> _Task to complete_:
Figure out how many lines in the records below hold the string "JSON". That number alone is the answer.

> _Recorded information_:
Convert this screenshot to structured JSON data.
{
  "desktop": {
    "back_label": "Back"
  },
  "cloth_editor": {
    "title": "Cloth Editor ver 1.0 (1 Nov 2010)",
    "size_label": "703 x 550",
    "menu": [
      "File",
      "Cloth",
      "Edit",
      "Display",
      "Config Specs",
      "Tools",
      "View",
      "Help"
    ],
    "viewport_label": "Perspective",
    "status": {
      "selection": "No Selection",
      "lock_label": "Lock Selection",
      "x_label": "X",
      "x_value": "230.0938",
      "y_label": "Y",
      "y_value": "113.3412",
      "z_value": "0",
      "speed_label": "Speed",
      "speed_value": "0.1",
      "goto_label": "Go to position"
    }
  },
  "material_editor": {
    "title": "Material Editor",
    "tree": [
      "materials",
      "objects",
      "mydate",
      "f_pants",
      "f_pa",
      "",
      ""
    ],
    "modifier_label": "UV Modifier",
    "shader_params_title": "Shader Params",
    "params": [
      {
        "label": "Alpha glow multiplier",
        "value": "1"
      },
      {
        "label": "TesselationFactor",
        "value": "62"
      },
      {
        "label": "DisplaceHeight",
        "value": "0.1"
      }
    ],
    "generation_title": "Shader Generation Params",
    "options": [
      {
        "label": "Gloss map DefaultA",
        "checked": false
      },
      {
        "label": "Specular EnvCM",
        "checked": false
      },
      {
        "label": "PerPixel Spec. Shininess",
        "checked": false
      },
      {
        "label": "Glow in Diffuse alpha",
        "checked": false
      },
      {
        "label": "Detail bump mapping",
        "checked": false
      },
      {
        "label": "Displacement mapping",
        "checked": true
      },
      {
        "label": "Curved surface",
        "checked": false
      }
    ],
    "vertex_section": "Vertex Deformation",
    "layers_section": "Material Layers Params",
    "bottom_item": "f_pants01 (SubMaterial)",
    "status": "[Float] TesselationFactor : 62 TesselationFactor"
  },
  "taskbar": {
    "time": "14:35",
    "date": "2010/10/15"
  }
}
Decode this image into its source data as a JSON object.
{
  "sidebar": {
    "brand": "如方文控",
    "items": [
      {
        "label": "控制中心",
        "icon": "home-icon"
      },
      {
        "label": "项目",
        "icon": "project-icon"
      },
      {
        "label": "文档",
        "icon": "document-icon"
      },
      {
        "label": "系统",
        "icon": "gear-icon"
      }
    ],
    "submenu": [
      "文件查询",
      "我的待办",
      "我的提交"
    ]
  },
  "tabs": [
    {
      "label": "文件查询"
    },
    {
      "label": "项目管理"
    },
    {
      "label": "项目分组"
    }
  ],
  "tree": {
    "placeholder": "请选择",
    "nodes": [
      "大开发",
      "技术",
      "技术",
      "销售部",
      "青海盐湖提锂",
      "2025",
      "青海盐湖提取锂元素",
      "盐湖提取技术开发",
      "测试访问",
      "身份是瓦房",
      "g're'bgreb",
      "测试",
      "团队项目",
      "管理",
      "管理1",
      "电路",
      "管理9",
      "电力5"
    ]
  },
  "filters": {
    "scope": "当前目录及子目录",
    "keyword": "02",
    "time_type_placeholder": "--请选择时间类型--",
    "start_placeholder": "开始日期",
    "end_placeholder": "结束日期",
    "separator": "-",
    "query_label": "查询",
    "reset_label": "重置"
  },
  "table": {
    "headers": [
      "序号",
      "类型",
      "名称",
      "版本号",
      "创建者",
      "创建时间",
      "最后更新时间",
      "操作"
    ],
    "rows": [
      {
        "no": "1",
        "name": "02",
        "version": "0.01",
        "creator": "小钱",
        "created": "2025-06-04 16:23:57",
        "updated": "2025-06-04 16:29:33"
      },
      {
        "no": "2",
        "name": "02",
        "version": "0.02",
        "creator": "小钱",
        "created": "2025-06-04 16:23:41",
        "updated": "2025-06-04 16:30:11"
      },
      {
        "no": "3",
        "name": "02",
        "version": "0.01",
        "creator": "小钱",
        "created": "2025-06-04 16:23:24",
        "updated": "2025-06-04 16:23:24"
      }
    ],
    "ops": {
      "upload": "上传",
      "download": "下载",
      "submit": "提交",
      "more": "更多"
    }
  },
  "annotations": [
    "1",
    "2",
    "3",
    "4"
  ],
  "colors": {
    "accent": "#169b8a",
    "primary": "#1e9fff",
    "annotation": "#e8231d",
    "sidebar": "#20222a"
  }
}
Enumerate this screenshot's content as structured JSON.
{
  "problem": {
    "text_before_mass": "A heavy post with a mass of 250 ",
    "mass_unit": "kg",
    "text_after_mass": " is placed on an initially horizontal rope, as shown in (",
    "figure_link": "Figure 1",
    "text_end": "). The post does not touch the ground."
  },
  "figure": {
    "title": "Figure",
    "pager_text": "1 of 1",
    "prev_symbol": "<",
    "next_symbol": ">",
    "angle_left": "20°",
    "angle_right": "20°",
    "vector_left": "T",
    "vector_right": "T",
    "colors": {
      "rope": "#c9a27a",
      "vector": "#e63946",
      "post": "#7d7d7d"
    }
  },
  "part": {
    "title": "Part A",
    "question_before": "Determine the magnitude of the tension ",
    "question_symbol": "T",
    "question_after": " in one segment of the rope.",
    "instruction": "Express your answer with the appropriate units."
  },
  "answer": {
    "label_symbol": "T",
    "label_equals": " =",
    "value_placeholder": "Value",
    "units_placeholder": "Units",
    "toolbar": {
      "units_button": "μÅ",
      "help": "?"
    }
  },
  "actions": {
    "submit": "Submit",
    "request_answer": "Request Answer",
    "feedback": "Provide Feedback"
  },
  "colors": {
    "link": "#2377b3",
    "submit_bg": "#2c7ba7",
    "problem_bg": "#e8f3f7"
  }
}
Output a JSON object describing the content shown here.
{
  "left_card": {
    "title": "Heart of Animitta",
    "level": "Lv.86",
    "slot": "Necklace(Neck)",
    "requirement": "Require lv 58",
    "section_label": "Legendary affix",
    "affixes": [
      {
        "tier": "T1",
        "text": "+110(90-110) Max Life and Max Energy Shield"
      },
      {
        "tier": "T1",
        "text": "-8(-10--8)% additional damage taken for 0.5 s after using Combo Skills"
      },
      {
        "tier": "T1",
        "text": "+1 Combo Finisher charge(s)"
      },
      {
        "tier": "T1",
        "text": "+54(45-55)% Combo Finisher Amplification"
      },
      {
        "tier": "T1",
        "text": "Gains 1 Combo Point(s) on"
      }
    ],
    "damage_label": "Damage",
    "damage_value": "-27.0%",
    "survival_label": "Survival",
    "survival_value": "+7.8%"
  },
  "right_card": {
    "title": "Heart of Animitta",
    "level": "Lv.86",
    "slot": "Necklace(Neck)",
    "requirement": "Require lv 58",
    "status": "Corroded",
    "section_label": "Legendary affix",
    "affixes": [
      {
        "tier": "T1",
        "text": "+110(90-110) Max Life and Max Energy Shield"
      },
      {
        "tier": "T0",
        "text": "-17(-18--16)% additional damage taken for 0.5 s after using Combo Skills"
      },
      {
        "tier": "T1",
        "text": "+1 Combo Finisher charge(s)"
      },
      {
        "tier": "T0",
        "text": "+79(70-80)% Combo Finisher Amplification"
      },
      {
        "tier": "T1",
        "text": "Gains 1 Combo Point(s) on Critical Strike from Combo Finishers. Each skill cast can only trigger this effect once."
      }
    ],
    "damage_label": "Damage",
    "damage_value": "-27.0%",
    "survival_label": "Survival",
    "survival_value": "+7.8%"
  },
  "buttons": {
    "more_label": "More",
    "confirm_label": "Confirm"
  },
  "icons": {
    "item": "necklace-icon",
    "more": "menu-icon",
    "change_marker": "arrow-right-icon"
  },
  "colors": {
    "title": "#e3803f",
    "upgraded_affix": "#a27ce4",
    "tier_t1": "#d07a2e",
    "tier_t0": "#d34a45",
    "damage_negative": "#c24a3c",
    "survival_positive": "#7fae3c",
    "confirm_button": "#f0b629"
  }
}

> _Finished task_:
4